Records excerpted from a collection
--------------------
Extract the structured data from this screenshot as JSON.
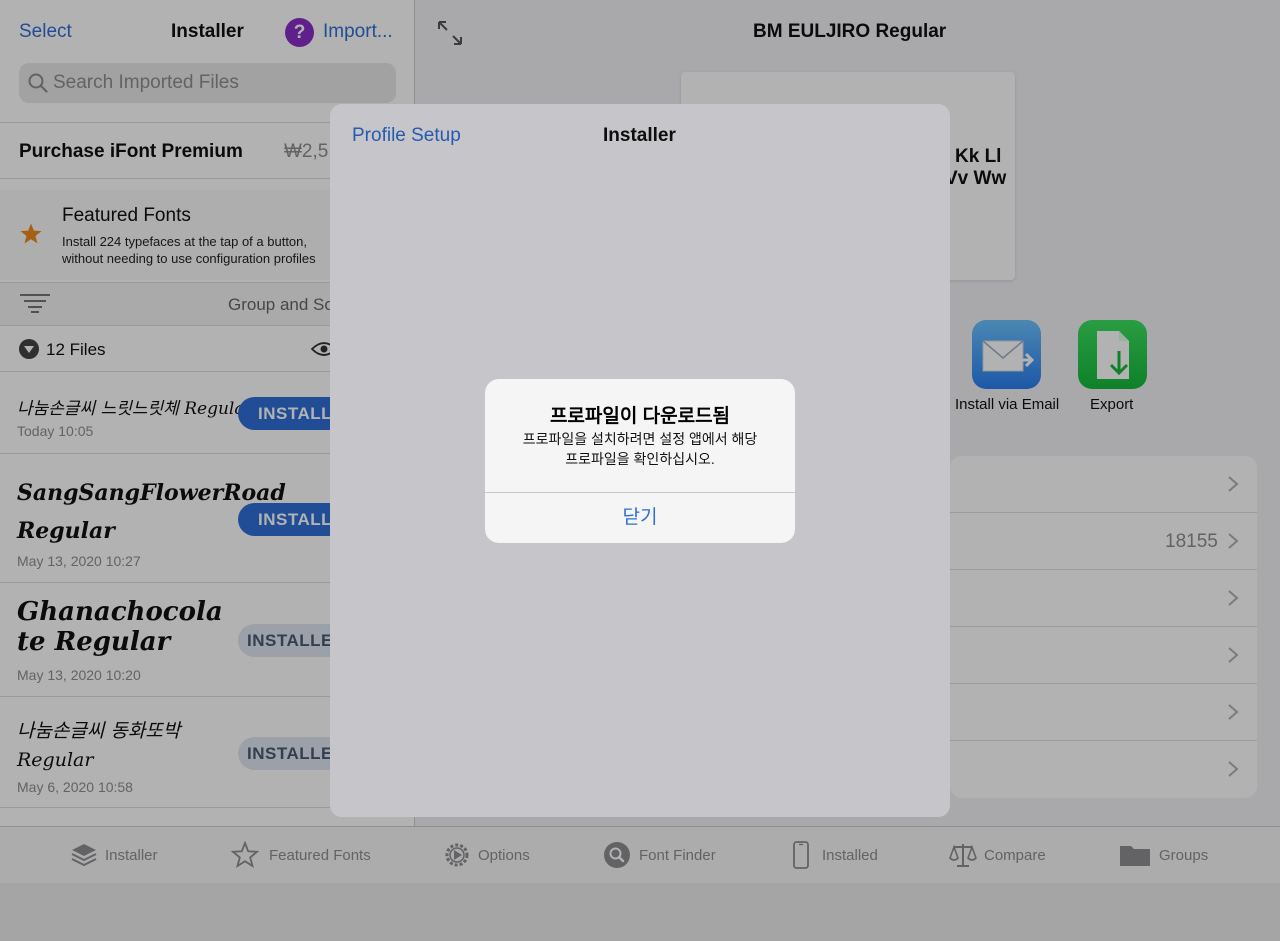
{
  "sidebar": {
    "select_label": "Select",
    "title": "Installer",
    "help_glyph": "?",
    "import_label": "Import...",
    "search": {
      "placeholder": "Search Imported Files"
    },
    "premium": {
      "label": "Purchase iFont Premium",
      "price": "₩2,5"
    },
    "featured": {
      "title": "Featured Fonts",
      "desc_line1": "Install 224 typefaces at the tap of a button,",
      "desc_line2": "without needing to use configuration profiles"
    },
    "group_label": "Group and So",
    "files_count": "12 Files",
    "files": [
      {
        "name": "나눔손글씨 느릿느릿체 Regular",
        "date": "Today 10:05",
        "button": "INSTALL"
      },
      {
        "name": "SangSangFlowerRoad Regular",
        "date": "May 13, 2020 10:27",
        "button": "INSTALL"
      },
      {
        "name": "Ghanachocolate Regular",
        "date": "May 13, 2020 10:20",
        "button": "INSTALLE"
      },
      {
        "name": "나눔손글씨 동화또박 Regular",
        "date": "May 6, 2020 10:58",
        "button": "INSTALLE"
      }
    ]
  },
  "main": {
    "title": "BM EULJIRO Regular",
    "preview_line1": "Kk Ll",
    "preview_line2": "Vv Ww",
    "actions": {
      "email_label": "Install via Email",
      "export_label": "Export"
    },
    "row_value": "18155"
  },
  "tabs": [
    {
      "label": "Installer",
      "icon": "layers-icon"
    },
    {
      "label": "Featured Fonts",
      "icon": "star-icon"
    },
    {
      "label": "Options",
      "icon": "gear-icon"
    },
    {
      "label": "Font Finder",
      "icon": "magnifier-icon"
    },
    {
      "label": "Installed",
      "icon": "phone-icon"
    },
    {
      "label": "Compare",
      "icon": "scale-icon"
    },
    {
      "label": "Groups",
      "icon": "folder-icon"
    }
  ],
  "sheet": {
    "left_label": "Profile Setup",
    "title": "Installer"
  },
  "alert": {
    "title": "프로파일이 다운로드됨",
    "message_line1": "프로파일을 설치하려면 설정 앱에서 해당",
    "message_line2": "프로파일을 확인하십시오.",
    "button": "닫기"
  },
  "colors": {
    "accent": "#2f6fd6",
    "install_button": "#2f6fd6",
    "help_purple": "#8a2fc9",
    "export_green": "#15b93c"
  }
}
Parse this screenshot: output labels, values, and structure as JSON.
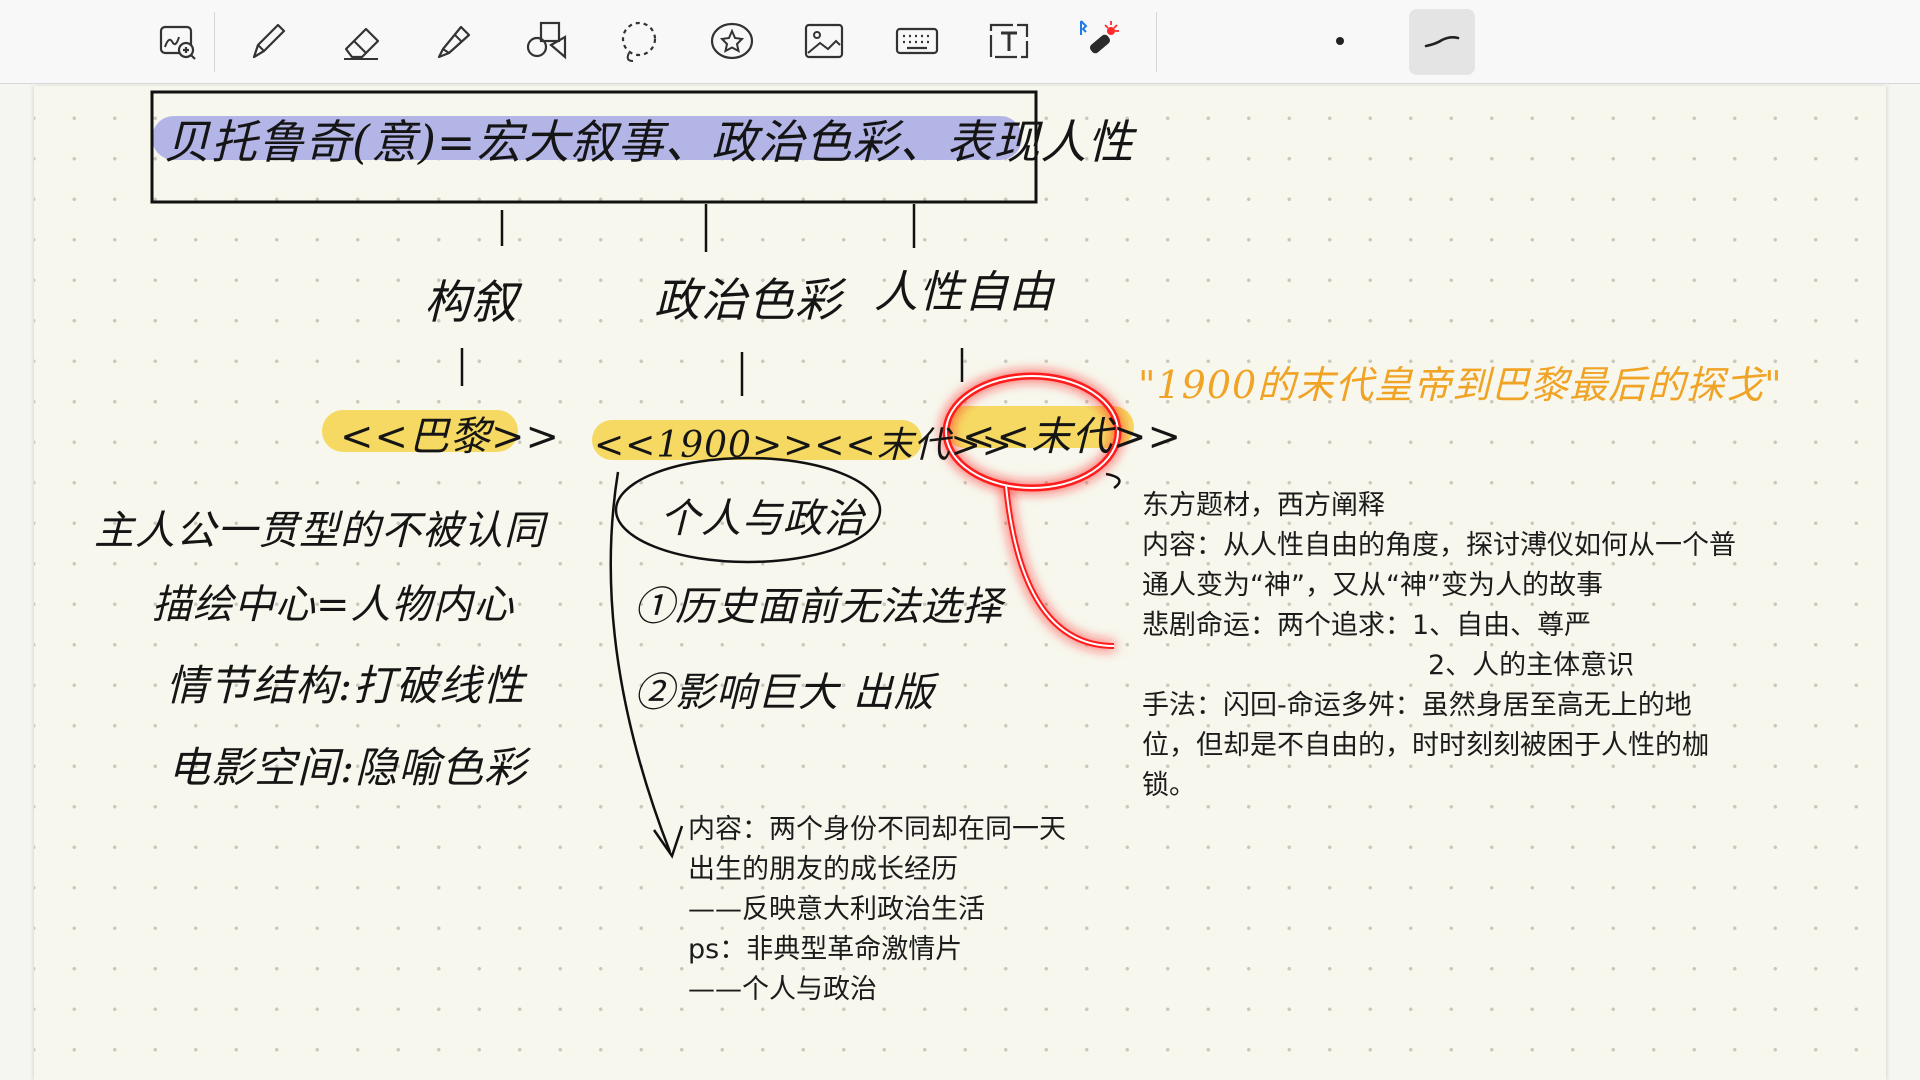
{
  "toolbar": {
    "tools": [
      "zoom-lens",
      "pen",
      "eraser",
      "highlighter",
      "shapes",
      "lasso",
      "stickers",
      "image",
      "keyboard",
      "text",
      "laser-pointer",
      "pen-size",
      "pen-stroke-style"
    ]
  },
  "colors": {
    "ink": "#151515",
    "orange": "#f0a325",
    "highlight_purple": "#b3b5e6",
    "highlight_yellow": "#f6d963",
    "red_glow": "#ff1a1a",
    "paper": "#f7f7ed",
    "dots": "#c9c9bd"
  },
  "handwriting": {
    "title": "贝托鲁奇(意)=宏大叙事、政治色彩、表现人性",
    "branch_1": "构叙",
    "branch_2": "政治色彩",
    "branch_3": "人性自由",
    "film_1": "<<巴黎>>",
    "film_2": "<<1900>><<末代>>",
    "film_3": "<<末代>>",
    "film_1_notes": [
      "主人公一贯型的不被认同",
      "描绘中心=人物内心",
      "情节结构:打破线性",
      "电影空间:隐喻色彩"
    ],
    "circled_theme": "个人与政治",
    "point_1": "①历史面前无法选择",
    "point_2": "②影响巨大 出版",
    "orange_quote": "\"1900的末代皇帝到巴黎最后的探戈\""
  },
  "typed_notes": {
    "right": [
      "东方题材，西方阐释",
      "内容：从人性自由的角度，探讨溥仪如何从一个普",
      "通人变为“神”，又从“神”变为人的故事",
      "悲剧命运：两个追求：1、自由、尊严",
      "2、人的主体意识",
      "手法：闪回-命运多舛：虽然身居至高无上的地",
      "位，但却是不自由的，时时刻刻被困于人性的枷",
      "锁。"
    ],
    "middle": [
      "内容：两个身份不同却在同一天",
      "出生的朋友的成长经历",
      "——反映意大利政治生活",
      "ps：非典型革命激情片",
      "——个人与政治"
    ]
  }
}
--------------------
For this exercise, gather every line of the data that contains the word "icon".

      "icon": "layers-icon"
      "icon": "star-icon"
      "icon": "gear-icon"
      "icon": "magnifier-icon"
      "icon": "phone-icon"
      "icon": "scale-icon"
      "icon": "folder-icon"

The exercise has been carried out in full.